Every entry, from first to last, is to be retyped without any alteration.

(INPUT begins)

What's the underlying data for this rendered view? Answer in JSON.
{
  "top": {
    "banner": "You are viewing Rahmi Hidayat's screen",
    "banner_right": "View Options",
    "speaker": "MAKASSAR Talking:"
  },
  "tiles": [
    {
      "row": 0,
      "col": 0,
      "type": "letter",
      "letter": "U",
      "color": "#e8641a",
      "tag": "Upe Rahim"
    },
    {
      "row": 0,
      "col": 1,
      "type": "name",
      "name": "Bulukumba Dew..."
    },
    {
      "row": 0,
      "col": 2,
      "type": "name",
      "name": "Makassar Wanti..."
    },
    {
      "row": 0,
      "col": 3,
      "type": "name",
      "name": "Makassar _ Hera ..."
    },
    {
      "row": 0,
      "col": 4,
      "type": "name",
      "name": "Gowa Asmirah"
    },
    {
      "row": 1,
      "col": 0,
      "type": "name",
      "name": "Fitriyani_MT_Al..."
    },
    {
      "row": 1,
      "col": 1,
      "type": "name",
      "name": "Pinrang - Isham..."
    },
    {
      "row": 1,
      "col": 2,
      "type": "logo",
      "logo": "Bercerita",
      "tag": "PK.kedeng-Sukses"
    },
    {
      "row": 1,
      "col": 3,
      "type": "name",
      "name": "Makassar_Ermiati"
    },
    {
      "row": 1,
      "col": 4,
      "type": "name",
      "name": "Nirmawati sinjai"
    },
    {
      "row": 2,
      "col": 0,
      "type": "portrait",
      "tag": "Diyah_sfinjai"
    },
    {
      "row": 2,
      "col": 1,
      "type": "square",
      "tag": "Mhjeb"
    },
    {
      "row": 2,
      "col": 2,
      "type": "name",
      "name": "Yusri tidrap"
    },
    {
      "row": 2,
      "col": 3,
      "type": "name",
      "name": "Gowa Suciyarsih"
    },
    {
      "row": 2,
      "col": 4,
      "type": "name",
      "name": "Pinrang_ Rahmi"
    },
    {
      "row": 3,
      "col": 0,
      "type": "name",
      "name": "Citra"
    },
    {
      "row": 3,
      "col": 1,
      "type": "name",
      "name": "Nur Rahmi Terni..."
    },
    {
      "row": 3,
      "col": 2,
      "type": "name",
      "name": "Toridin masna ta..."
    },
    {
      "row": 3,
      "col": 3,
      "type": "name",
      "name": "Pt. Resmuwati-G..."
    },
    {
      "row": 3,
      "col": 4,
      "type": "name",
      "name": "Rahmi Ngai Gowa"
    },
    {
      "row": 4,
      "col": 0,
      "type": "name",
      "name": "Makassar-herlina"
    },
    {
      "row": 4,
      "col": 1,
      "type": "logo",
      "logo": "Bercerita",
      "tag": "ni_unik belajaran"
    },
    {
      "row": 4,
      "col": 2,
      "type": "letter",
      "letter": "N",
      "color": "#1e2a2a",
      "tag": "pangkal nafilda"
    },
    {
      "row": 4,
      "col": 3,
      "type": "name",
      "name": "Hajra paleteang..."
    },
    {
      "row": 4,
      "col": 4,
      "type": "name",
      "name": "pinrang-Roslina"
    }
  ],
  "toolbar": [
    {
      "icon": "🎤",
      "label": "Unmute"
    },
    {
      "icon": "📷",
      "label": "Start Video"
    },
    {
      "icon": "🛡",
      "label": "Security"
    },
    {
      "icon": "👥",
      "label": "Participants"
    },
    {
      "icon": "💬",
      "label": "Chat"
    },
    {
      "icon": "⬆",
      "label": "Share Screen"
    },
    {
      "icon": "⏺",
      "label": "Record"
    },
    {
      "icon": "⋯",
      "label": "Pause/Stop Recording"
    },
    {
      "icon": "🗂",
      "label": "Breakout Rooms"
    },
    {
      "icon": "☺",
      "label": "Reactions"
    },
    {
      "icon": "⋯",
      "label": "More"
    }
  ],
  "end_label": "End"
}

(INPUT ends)

### ANSWER TO THE PROBLEM:
What's the underlying data for this rendered view? Answer in JSON.
{
  "top": {
    "banner": "You are viewing Rahmi Hidayat's screen",
    "banner_right": "View Options",
    "speaker": "MAKASSAR Talking:"
  },
  "tiles": [
    {
      "row": 0,
      "col": 0,
      "type": "letter",
      "letter": "U",
      "color": "#e8641a",
      "tag": "Upe Rahim"
    },
    {
      "row": 0,
      "col": 1,
      "type": "name",
      "name": "Bulukumba Dew..."
    },
    {
      "row": 0,
      "col": 2,
      "type": "name",
      "name": "Makassar Wanti..."
    },
    {
      "row": 0,
      "col": 3,
      "type": "name",
      "name": "Makassar _ Hera ..."
    },
    {
      "row": 0,
      "col": 4,
      "type": "name",
      "name": "Gowa Asmirah"
    },
    {
      "row": 1,
      "col": 0,
      "type": "name",
      "name": "Fitriyani_MT_Al..."
    },
    {
      "row": 1,
      "col": 1,
      "type": "name",
      "name": "Pinrang - Isham..."
    },
    {
      "row": 1,
      "col": 2,
      "type": "logo",
      "logo": "Bercerita",
      "tag": "PK.kedeng-Sukses"
    },
    {
      "row": 1,
      "col": 3,
      "type": "name",
      "name": "Makassar_Ermiati"
    },
    {
      "row": 1,
      "col": 4,
      "type": "name",
      "name": "Nirmawati sinjai"
    },
    {
      "row": 2,
      "col": 0,
      "type": "portrait",
      "tag": "Diyah_sfinjai"
    },
    {
      "row": 2,
      "col": 1,
      "type": "square",
      "tag": "Mhjeb"
    },
    {
      "row": 2,
      "col": 2,
      "type": "name",
      "name": "Yusri tidrap"
    },
    {
      "row": 2,
      "col": 3,
      "type": "name",
      "name": "Gowa Suciyarsih"
    },
    {
      "row": 2,
      "col": 4,
      "type": "name",
      "name": "Pinrang_ Rahmi"
    },
    {
      "row": 3,
      "col": 0,
      "type": "name",
      "name": "Citra"
    },
    {
      "row": 3,
      "col": 1,
      "type": "name",
      "name": "Nur Rahmi Terni..."
    },
    {
      "row": 3,
      "col": 2,
      "type": "name",
      "name": "Toridin masna ta..."
    },
    {
      "row": 3,
      "col": 3,
      "type": "name",
      "name": "Pt. Resmuwati-G..."
    },
    {
      "row": 3,
      "col": 4,
      "type": "name",
      "name": "Rahmi Ngai Gowa"
    },
    {
      "row": 4,
      "col": 0,
      "type": "name",
      "name": "Makassar-herlina"
    },
    {
      "row": 4,
      "col": 1,
      "type": "logo",
      "logo": "Bercerita",
      "tag": "ni_unik belajaran"
    },
    {
      "row": 4,
      "col": 2,
      "type": "letter",
      "letter": "N",
      "color": "#1e2a2a",
      "tag": "pangkal nafilda"
    },
    {
      "row": 4,
      "col": 3,
      "type": "name",
      "name": "Hajra paleteang..."
    },
    {
      "row": 4,
      "col": 4,
      "type": "name",
      "name": "pinrang-Roslina"
    }
  ],
  "toolbar": [
    {
      "icon": "🎤",
      "label": "Unmute"
    },
    {
      "icon": "📷",
      "label": "Start Video"
    },
    {
      "icon": "🛡",
      "label": "Security"
    },
    {
      "icon": "👥",
      "label": "Participants"
    },
    {
      "icon": "💬",
      "label": "Chat"
    },
    {
      "icon": "⬆",
      "label": "Share Screen"
    },
    {
      "icon": "⏺",
      "label": "Record"
    },
    {
      "icon": "⋯",
      "label": "Pause/Stop Recording"
    },
    {
      "icon": "🗂",
      "label": "Breakout Rooms"
    },
    {
      "icon": "☺",
      "label": "Reactions"
    },
    {
      "icon": "⋯",
      "label": "More"
    }
  ],
  "end_label": "End"
}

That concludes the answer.